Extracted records
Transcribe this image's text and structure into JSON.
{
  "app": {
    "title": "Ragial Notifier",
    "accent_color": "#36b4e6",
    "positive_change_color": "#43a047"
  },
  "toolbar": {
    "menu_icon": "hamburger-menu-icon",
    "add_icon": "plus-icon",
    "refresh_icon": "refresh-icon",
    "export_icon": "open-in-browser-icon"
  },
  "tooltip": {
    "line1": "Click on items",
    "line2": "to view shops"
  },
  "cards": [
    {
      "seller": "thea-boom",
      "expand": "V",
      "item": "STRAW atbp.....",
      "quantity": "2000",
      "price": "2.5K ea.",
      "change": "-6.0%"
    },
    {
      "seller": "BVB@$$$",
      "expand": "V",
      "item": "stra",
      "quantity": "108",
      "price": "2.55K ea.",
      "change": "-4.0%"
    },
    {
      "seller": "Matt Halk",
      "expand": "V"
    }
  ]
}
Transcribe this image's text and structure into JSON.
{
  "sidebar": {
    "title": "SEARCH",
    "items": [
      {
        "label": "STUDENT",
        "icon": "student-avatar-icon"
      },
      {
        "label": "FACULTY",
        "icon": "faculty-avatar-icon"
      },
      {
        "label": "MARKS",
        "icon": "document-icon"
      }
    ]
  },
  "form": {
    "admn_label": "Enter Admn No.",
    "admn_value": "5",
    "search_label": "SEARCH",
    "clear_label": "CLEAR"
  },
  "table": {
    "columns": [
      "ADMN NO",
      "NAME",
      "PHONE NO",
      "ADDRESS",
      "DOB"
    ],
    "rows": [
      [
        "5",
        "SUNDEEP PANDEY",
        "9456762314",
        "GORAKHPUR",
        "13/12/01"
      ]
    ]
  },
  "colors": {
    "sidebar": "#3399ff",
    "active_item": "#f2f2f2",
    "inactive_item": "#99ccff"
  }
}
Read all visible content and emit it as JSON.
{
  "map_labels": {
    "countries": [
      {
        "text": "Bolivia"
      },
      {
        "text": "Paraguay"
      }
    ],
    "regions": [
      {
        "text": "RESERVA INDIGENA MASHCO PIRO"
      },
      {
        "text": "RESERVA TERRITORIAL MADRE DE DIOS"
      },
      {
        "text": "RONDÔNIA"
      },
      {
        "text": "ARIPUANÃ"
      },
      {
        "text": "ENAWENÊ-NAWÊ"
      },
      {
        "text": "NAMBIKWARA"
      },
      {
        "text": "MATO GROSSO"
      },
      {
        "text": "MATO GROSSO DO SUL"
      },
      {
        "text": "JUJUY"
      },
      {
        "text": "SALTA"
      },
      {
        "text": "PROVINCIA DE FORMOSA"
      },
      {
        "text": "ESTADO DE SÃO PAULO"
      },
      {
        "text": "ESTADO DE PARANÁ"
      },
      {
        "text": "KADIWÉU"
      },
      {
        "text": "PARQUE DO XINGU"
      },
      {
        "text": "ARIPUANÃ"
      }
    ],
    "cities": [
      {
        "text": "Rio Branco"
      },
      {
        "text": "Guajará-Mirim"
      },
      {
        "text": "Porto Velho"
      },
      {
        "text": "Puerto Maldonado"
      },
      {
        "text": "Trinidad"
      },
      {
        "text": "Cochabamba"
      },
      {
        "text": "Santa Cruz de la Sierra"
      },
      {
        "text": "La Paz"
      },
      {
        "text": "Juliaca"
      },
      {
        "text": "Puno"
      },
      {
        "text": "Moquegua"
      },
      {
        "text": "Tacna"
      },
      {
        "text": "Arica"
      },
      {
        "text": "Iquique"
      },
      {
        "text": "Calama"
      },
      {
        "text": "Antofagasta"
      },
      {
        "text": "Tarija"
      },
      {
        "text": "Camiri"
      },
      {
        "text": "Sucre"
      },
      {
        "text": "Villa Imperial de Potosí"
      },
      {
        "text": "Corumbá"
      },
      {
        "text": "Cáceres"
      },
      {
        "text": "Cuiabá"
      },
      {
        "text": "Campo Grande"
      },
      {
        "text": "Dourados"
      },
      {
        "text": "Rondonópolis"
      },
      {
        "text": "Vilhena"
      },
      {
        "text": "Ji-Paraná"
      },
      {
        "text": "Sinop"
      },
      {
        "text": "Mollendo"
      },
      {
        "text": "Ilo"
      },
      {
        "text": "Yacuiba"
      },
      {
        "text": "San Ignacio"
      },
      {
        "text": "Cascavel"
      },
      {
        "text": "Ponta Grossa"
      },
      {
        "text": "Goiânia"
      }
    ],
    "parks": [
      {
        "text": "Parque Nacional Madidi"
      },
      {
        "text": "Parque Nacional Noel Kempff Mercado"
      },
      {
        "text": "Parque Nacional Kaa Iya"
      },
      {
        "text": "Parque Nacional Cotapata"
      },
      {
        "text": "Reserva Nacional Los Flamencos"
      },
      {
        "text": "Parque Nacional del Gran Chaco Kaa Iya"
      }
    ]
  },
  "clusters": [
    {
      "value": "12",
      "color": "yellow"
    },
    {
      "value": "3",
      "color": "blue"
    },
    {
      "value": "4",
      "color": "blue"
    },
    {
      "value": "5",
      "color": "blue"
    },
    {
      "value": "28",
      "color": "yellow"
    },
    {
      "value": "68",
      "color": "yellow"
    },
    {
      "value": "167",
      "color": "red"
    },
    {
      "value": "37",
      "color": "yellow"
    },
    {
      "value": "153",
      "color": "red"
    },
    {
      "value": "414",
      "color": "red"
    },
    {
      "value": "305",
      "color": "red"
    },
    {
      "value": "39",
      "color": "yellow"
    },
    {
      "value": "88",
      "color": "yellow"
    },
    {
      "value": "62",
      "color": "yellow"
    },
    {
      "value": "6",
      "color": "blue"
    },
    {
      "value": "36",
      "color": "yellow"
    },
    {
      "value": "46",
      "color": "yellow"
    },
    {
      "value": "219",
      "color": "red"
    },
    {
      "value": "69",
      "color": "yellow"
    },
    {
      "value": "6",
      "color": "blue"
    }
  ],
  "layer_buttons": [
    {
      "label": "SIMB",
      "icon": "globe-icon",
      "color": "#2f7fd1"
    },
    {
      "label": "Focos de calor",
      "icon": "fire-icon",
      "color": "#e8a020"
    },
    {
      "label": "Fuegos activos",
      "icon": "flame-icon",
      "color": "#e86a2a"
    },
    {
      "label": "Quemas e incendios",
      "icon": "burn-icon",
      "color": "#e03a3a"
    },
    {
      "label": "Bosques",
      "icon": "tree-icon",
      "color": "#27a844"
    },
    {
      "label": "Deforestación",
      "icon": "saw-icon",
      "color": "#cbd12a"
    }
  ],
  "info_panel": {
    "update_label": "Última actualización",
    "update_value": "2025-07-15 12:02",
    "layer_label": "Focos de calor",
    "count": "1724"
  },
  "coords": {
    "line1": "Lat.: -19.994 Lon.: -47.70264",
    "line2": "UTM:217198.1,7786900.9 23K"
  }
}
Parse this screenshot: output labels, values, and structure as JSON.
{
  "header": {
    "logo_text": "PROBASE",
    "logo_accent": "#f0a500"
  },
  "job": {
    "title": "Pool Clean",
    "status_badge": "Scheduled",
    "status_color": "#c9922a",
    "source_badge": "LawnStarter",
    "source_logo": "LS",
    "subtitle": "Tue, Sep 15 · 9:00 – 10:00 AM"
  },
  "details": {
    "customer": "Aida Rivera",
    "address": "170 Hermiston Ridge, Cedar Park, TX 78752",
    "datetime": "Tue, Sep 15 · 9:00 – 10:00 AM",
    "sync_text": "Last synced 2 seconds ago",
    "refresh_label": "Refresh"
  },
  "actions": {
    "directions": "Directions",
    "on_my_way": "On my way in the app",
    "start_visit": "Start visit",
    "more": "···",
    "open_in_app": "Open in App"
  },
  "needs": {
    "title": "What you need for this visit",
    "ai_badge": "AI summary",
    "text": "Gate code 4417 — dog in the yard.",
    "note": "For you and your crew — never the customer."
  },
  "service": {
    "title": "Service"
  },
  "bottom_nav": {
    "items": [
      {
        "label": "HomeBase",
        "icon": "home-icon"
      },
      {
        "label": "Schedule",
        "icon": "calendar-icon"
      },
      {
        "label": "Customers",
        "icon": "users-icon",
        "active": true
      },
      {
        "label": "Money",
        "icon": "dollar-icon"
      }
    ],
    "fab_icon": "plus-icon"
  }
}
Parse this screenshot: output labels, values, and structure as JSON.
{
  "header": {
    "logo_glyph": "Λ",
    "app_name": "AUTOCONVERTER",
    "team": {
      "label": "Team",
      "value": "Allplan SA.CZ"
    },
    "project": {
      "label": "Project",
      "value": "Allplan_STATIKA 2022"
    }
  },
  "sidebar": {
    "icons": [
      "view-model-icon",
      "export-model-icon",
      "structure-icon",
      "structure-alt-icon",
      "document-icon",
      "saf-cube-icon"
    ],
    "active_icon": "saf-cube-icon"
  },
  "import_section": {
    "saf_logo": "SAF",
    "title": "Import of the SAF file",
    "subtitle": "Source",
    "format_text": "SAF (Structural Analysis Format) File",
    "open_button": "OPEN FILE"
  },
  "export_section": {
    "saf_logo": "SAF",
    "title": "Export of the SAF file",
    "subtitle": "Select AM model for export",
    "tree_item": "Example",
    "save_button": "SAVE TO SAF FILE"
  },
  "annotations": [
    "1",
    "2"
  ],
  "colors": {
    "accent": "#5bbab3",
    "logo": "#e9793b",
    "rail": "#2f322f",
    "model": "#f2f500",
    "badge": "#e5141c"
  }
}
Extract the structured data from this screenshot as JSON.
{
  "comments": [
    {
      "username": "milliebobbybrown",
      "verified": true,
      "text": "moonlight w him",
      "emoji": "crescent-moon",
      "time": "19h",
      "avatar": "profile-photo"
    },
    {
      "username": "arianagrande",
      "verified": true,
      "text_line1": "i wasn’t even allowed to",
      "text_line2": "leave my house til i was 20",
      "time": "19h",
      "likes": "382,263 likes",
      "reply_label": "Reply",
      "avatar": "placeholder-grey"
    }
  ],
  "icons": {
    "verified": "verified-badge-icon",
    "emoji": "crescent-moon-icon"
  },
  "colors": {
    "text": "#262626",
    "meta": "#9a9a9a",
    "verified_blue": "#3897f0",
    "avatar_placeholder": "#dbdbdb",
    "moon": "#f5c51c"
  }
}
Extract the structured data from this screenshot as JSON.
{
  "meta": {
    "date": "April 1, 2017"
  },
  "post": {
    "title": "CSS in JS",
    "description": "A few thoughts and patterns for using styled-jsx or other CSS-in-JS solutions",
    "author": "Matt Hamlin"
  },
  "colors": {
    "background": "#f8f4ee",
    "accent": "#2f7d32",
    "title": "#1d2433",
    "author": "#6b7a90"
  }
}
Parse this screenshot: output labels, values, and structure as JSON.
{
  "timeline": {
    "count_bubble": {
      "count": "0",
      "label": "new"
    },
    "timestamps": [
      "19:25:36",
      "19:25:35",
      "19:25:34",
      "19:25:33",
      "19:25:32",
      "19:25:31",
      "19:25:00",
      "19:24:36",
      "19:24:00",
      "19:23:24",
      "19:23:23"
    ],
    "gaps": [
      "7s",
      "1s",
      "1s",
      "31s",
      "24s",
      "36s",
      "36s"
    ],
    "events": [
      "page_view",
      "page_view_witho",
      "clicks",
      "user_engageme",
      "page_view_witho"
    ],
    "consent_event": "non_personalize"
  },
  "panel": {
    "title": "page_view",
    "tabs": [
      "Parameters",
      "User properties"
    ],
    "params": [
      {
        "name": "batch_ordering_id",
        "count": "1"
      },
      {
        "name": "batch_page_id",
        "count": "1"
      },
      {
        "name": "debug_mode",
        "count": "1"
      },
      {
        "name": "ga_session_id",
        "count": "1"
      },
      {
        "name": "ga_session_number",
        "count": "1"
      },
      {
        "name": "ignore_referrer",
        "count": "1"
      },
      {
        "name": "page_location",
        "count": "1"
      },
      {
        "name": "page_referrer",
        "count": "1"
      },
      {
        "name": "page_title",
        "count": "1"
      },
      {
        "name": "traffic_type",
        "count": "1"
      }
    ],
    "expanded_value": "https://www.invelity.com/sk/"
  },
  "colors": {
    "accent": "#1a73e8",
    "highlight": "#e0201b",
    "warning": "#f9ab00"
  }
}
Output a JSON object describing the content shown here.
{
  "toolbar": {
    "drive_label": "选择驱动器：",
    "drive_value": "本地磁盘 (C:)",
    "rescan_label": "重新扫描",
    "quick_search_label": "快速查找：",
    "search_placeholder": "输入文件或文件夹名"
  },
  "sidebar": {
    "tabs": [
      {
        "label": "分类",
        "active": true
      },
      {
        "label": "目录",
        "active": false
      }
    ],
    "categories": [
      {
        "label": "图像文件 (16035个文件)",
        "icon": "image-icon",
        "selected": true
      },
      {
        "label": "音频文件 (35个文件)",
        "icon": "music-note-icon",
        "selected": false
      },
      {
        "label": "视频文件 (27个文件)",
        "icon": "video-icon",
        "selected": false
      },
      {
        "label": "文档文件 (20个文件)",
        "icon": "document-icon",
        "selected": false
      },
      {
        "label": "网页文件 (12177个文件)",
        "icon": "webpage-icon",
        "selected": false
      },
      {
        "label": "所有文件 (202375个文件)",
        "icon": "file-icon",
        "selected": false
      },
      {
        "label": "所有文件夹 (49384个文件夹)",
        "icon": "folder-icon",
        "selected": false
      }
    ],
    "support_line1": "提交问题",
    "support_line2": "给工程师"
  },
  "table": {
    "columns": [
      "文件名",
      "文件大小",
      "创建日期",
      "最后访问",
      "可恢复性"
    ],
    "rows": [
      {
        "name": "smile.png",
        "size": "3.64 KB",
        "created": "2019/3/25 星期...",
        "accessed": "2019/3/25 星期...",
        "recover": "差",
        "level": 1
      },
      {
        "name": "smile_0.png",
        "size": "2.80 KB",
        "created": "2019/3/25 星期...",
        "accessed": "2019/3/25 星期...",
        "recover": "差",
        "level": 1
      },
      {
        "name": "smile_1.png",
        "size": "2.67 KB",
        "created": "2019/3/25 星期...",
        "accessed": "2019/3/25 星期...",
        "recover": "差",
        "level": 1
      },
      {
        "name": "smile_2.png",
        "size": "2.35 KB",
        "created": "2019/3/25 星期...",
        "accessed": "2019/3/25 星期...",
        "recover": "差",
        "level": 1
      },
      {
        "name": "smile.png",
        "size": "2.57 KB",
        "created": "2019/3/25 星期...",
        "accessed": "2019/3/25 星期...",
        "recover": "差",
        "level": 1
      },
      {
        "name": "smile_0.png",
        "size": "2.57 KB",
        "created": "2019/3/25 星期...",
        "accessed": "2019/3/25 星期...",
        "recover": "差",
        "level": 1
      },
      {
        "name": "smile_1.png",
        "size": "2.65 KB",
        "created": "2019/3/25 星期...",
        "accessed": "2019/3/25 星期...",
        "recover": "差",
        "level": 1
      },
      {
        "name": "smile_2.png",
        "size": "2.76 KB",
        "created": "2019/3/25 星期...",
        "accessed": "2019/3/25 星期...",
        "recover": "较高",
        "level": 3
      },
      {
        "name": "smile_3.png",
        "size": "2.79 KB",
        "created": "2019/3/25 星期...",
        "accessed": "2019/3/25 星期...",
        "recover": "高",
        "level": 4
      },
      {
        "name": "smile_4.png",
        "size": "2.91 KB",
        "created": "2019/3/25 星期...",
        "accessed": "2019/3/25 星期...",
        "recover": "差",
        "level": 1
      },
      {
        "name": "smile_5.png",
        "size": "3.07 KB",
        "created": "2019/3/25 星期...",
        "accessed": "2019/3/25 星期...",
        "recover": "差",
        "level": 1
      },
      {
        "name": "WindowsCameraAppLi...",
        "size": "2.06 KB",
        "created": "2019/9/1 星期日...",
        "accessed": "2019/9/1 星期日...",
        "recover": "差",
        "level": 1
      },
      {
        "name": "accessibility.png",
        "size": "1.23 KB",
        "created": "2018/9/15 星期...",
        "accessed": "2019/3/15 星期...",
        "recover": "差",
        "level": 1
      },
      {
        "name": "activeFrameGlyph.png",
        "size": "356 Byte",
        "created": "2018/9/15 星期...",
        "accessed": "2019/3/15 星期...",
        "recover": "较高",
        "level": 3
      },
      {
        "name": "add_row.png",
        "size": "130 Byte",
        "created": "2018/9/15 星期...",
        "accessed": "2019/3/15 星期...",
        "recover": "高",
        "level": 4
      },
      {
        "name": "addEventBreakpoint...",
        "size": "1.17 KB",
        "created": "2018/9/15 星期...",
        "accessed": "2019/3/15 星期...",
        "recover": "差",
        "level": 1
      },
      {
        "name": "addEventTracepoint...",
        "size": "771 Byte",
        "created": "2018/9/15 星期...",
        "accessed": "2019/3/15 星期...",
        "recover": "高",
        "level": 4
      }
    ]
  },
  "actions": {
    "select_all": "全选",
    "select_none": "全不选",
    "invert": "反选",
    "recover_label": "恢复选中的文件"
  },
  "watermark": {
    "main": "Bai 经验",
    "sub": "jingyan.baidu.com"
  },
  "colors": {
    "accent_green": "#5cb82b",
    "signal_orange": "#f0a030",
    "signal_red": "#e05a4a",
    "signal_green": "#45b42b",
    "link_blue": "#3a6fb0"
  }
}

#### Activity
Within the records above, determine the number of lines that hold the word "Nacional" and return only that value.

#### Task answer
6